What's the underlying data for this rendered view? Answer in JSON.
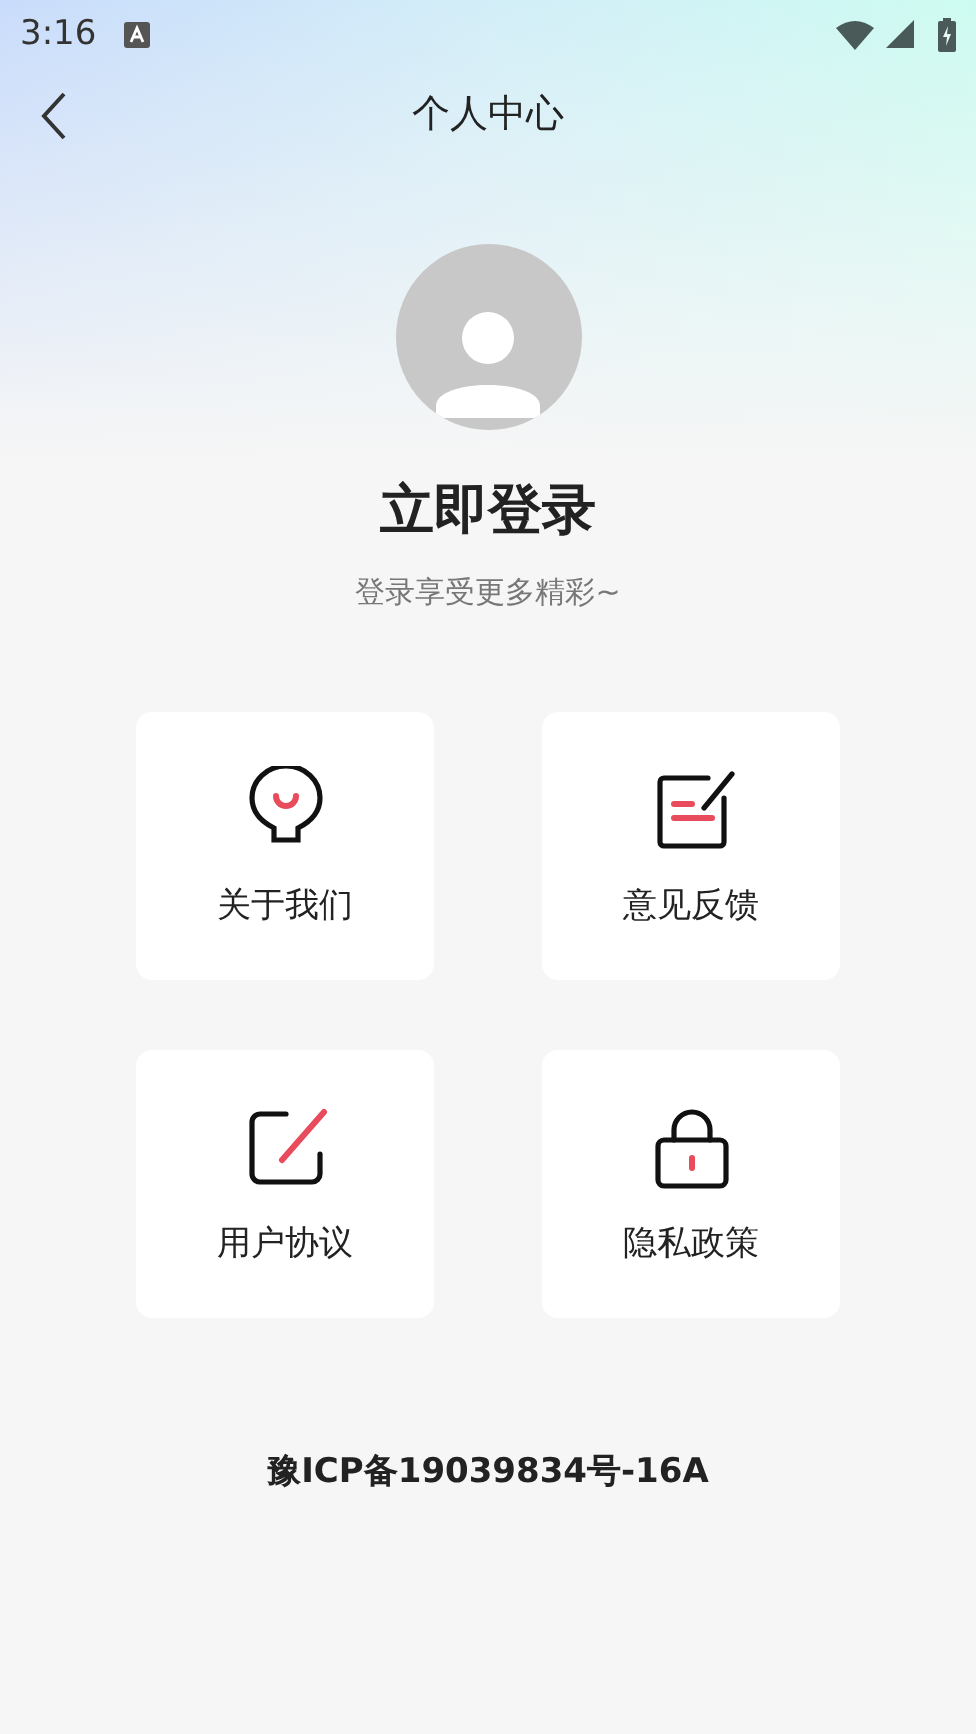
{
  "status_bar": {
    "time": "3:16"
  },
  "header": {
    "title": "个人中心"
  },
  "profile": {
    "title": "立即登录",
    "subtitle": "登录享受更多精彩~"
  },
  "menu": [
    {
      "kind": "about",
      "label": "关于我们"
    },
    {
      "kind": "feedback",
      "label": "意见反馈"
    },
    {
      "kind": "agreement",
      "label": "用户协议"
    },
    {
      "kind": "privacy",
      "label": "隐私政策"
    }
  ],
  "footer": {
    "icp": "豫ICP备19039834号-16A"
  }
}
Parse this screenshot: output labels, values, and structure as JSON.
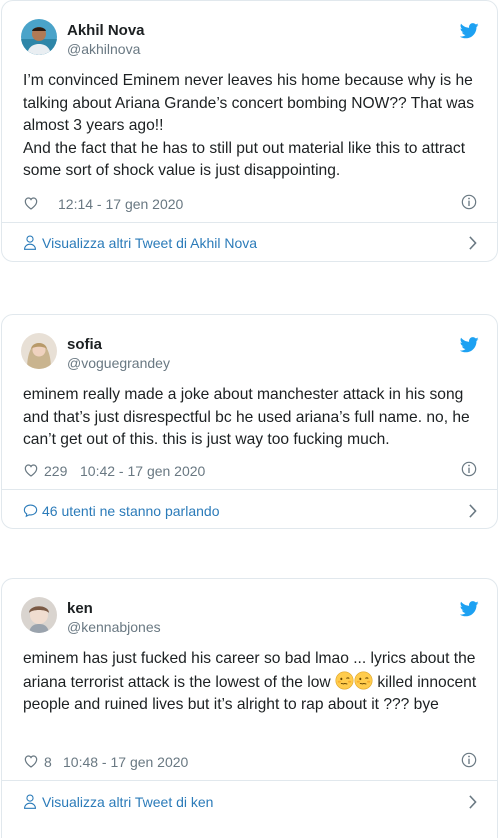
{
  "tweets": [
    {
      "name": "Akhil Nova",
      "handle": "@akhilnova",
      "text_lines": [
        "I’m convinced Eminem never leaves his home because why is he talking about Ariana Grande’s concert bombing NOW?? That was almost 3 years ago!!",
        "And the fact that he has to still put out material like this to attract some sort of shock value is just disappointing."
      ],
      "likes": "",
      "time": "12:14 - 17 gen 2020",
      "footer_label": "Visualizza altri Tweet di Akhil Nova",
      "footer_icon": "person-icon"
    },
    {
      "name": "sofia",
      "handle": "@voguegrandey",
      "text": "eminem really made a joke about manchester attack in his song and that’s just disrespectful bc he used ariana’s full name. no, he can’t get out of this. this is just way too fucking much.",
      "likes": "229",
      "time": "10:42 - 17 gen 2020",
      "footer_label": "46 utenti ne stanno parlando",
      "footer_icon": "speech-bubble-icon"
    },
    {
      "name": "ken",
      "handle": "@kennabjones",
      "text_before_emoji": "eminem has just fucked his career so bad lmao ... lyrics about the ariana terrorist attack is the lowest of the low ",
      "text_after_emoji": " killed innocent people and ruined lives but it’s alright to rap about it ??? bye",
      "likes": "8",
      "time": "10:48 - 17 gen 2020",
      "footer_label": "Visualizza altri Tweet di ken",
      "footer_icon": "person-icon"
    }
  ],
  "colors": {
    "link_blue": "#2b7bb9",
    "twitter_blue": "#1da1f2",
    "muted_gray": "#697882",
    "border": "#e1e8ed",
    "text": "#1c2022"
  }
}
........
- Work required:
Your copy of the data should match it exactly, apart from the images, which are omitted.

- Exercise answer:
What's the underlying data for this rendered view? Answer in JSON.
{
  "status_bar": {
    "time": "3:16"
  },
  "header": {
    "title": "个人中心"
  },
  "profile": {
    "title": "立即登录",
    "subtitle": "登录享受更多精彩~"
  },
  "menu": [
    {
      "kind": "about",
      "label": "关于我们"
    },
    {
      "kind": "feedback",
      "label": "意见反馈"
    },
    {
      "kind": "agreement",
      "label": "用户协议"
    },
    {
      "kind": "privacy",
      "label": "隐私政策"
    }
  ],
  "footer": {
    "icp": "豫ICP备19039834号-16A"
  }
}
Parse this screenshot: output labels, values, and structure as JSON.
{
  "tweets": [
    {
      "name": "Akhil Nova",
      "handle": "@akhilnova",
      "text_lines": [
        "I’m convinced Eminem never leaves his home because why is he talking about Ariana Grande’s concert bombing NOW?? That was almost 3 years ago!!",
        "And the fact that he has to still put out material like this to attract some sort of shock value is just disappointing."
      ],
      "likes": "",
      "time": "12:14 - 17 gen 2020",
      "footer_label": "Visualizza altri Tweet di Akhil Nova",
      "footer_icon": "person-icon"
    },
    {
      "name": "sofia",
      "handle": "@voguegrandey",
      "text": "eminem really made a joke about manchester attack in his song and that’s just disrespectful bc he used ariana’s full name. no, he can’t get out of this. this is just way too fucking much.",
      "likes": "229",
      "time": "10:42 - 17 gen 2020",
      "footer_label": "46 utenti ne stanno parlando",
      "footer_icon": "speech-bubble-icon"
    },
    {
      "name": "ken",
      "handle": "@kennabjones",
      "text_before_emoji": "eminem has just fucked his career so bad lmao ... lyrics about the ariana terrorist attack is the lowest of the low ",
      "text_after_emoji": " killed innocent people and ruined lives but it’s alright to rap about it ??? bye",
      "likes": "8",
      "time": "10:48 - 17 gen 2020",
      "footer_label": "Visualizza altri Tweet di ken",
      "footer_icon": "person-icon"
    }
  ],
  "colors": {
    "link_blue": "#2b7bb9",
    "twitter_blue": "#1da1f2",
    "muted_gray": "#697882",
    "border": "#e1e8ed",
    "text": "#1c2022"
  }
}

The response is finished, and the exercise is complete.